Cold Water Travertine at Ilion
Some 30 years ago, Herkimer County decided that the annual flooding and requisite road repair on Jerusalem Road (Co. Rd 16) south of Ilion was not worth the cost and effort and a one mile section of the road was permanently closed. In the 30 years hence, the road has been washed out repeatedly and is now a mere paved path in the woods. In fact, there is not much left of the old road (note the asphalt along the right side of the cover photo).
About half way along this section of road there is a series of springs which exit the shale that is exposed in the gully. At this point fractures in the shale have been partially filled and coated with travertine (a form of calcite). Varying in color from yellow to orange to various shades of brown this material has become a favorite of local collectors. Our club has generally scheduled an annual trip to this location. This year nine of us visited on June 24th and were not disappointed.

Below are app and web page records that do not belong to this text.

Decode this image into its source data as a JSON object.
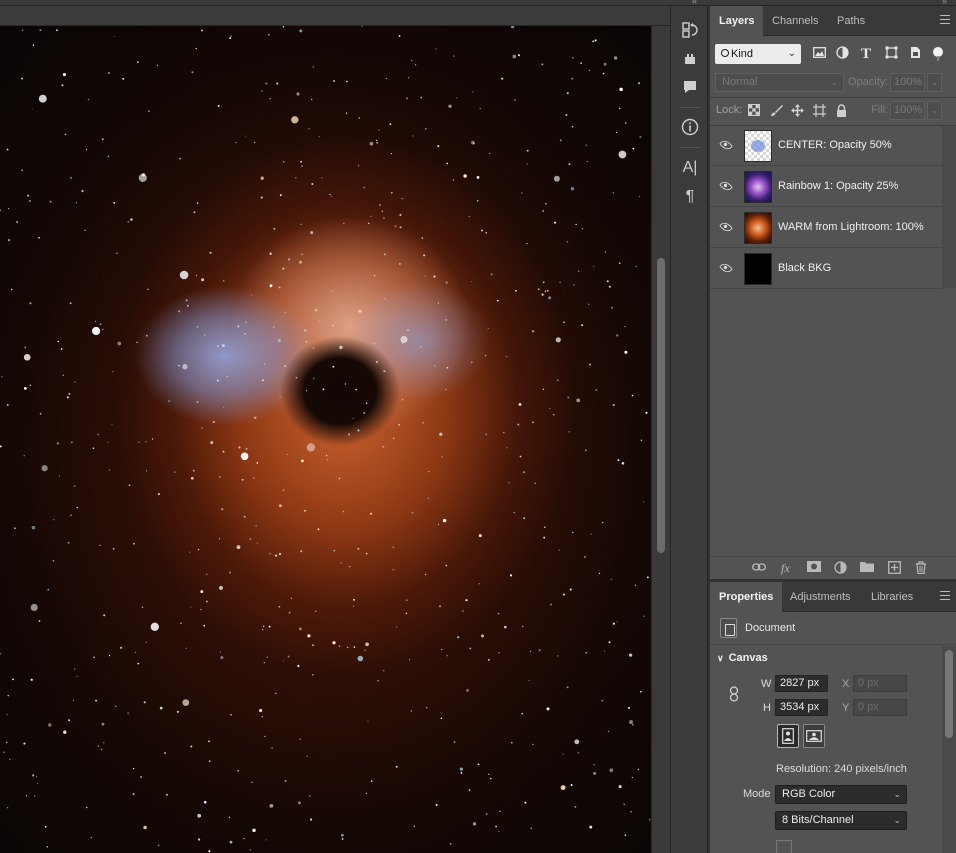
{
  "layers_panel": {
    "tabs": [
      {
        "label": "Layers",
        "active": true
      },
      {
        "label": "Channels",
        "active": false
      },
      {
        "label": "Paths",
        "active": false
      }
    ],
    "filter_kind": "Kind",
    "filter_icons": [
      "image-filter-icon",
      "adjustment-filter-icon",
      "type-filter-icon",
      "shape-filter-icon",
      "smart-object-filter-icon",
      "filter-toggle-icon"
    ],
    "blend_mode": "Normal",
    "opacity_label": "Opacity:",
    "opacity_value": "100%",
    "lock_label": "Lock:",
    "fill_label": "Fill:",
    "fill_value": "100%",
    "layers": [
      {
        "name": "CENTER: Opacity 50%",
        "visible": true,
        "thumb": "transparent-blue"
      },
      {
        "name": "Rainbow 1: Opacity 25%",
        "visible": true,
        "thumb": "purple-nebula"
      },
      {
        "name": "WARM from Lightroom: 100%",
        "visible": true,
        "thumb": "orange-nebula"
      },
      {
        "name": "Black BKG",
        "visible": true,
        "thumb": "black"
      }
    ],
    "footer_icons": [
      "link-icon",
      "fx-icon",
      "mask-icon",
      "adjustment-icon",
      "folder-icon",
      "new-layer-icon",
      "trash-icon"
    ]
  },
  "properties_panel": {
    "tabs": [
      {
        "label": "Properties",
        "active": true
      },
      {
        "label": "Adjustments",
        "active": false
      },
      {
        "label": "Libraries",
        "active": false
      }
    ],
    "document_label": "Document",
    "canvas_section": "Canvas",
    "w_label": "W",
    "w_value": "2827 px",
    "h_label": "H",
    "h_value": "3534 px",
    "x_label": "X",
    "x_value": "0 px",
    "y_label": "Y",
    "y_value": "0 px",
    "resolution": "Resolution: 240 pixels/inch",
    "mode_label": "Mode",
    "mode_value": "RGB Color",
    "bits_value": "8 Bits/Channel"
  },
  "tool_column_icons": [
    "history-icon",
    "actions-icon",
    "comments-icon",
    "info-icon",
    "character-icon",
    "paragraph-icon"
  ],
  "colors": {
    "panel_bg": "#535353",
    "tab_bg": "#393939",
    "app_bg": "#323232",
    "nebula_orange": "#c8602a",
    "nebula_blue": "#96aae6"
  }
}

Although calcite crystals are not available, collectors can focus on recovering colorful botryoidal specimens that grew in fractures with sufficient open space to produce the attractive geometry. Or one can look for highly banded more massive travertine that can be polished or slabbed. This form of travertine is often termed flowstone. Occasionally, or maybe rarely, one can find stalactites where the travertine must have grown on the roof of an opening, perhaps caused by the collapse and removal of shale below.
Generally, we think of travertine as a product of thermal spring activity such as Mammoth Hot Springs in Yellowstone or the deposits in Hot Springs, Arkansas. However travertine can form in low temperature environments also. At Ilion, the ridges along both the north and south side of the gorge are capped by limestone while the gorge has cut into the underlying shale. Carbon dioxide-laden rain water slowly dissolves the limestone along underground cracks and fissures. When it enters the underlying shale, the ground water is now fully saturated with calcium carbonate and carries elevated dissolved carbon dioxide gas. When this water emerges in springs along the gorge walls the carbon dioxide is rapidly released to the atmosphere resulting in a sudden and dramatic increase in pH. With pH increasing calcium carbonate (calcite) is no longer soluble and travertine is precipitated.

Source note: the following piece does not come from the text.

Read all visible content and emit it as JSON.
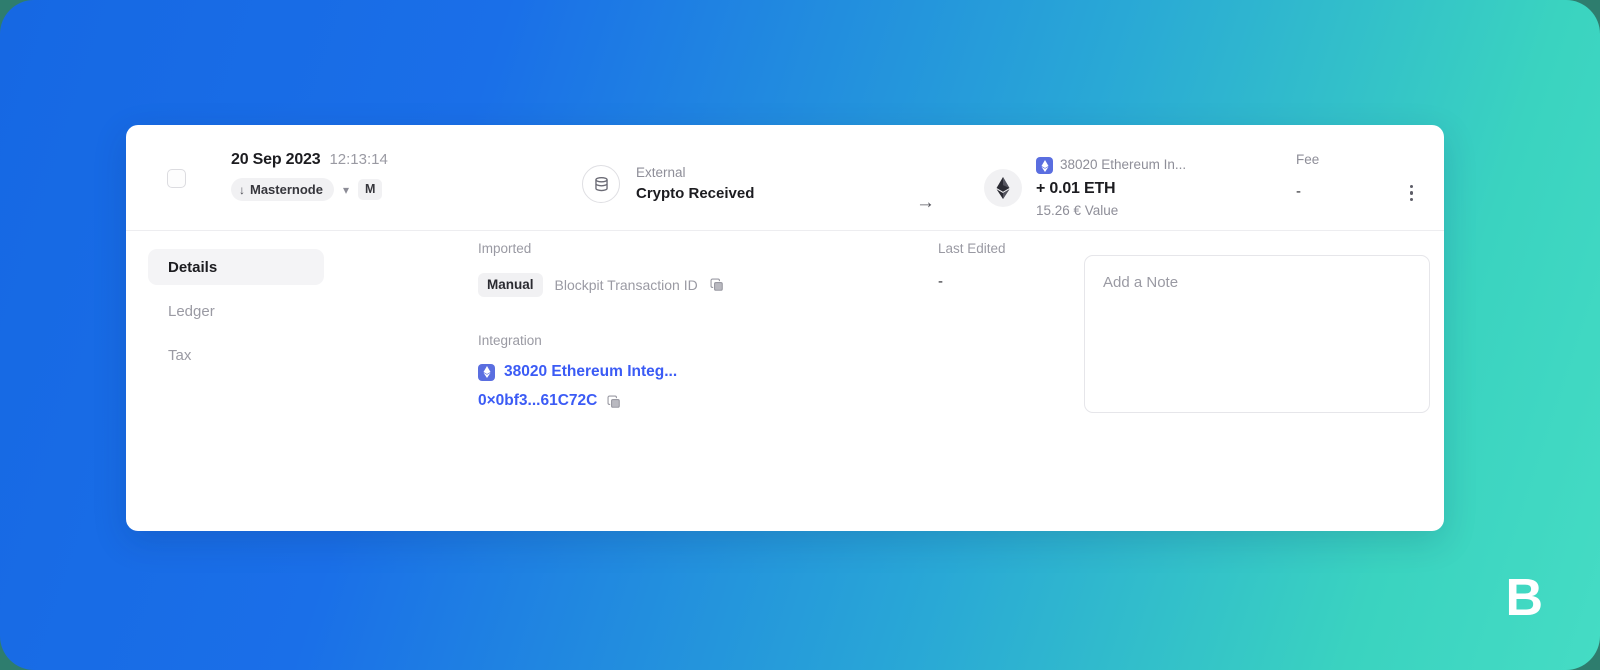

Often this travertine is mixed with algal material or inorganic ions such as iron yielding colorful layering (see photo on previous page). Banding or layering in the travertine can reflect seasonal changes in the chemistry of the spring water or the surface conditions when the travertine formed. Slabbed travertine from this material can be particularly pretty.
Given the constantly wet nature of a spring filled gorge, moss lines the gully walls in many places. This creates another interesting geologic condition. When the carbon dioxide release from emanating spring water occurs in a moss laden region of the gorge, the moss can be calcified, preserving the actual texture of the plant itself.
In places, the moss along a significant section of the south facing gorge wall just west of the main travertine site seems to have been fully calcified. Often, fresh moss is growing directly atop a calcified moss base creating a very interesting and dynamic interplay between biology and geology.
Chamberlain, S. C., and Robinson, G. W., 2013, The Collector’s Guide to the Minerals of New York State, Schiffer Publ., p. 33-35.
Walter, M.,2004, Travertine from Ilion Gorge, New York, Rock and Gem November issue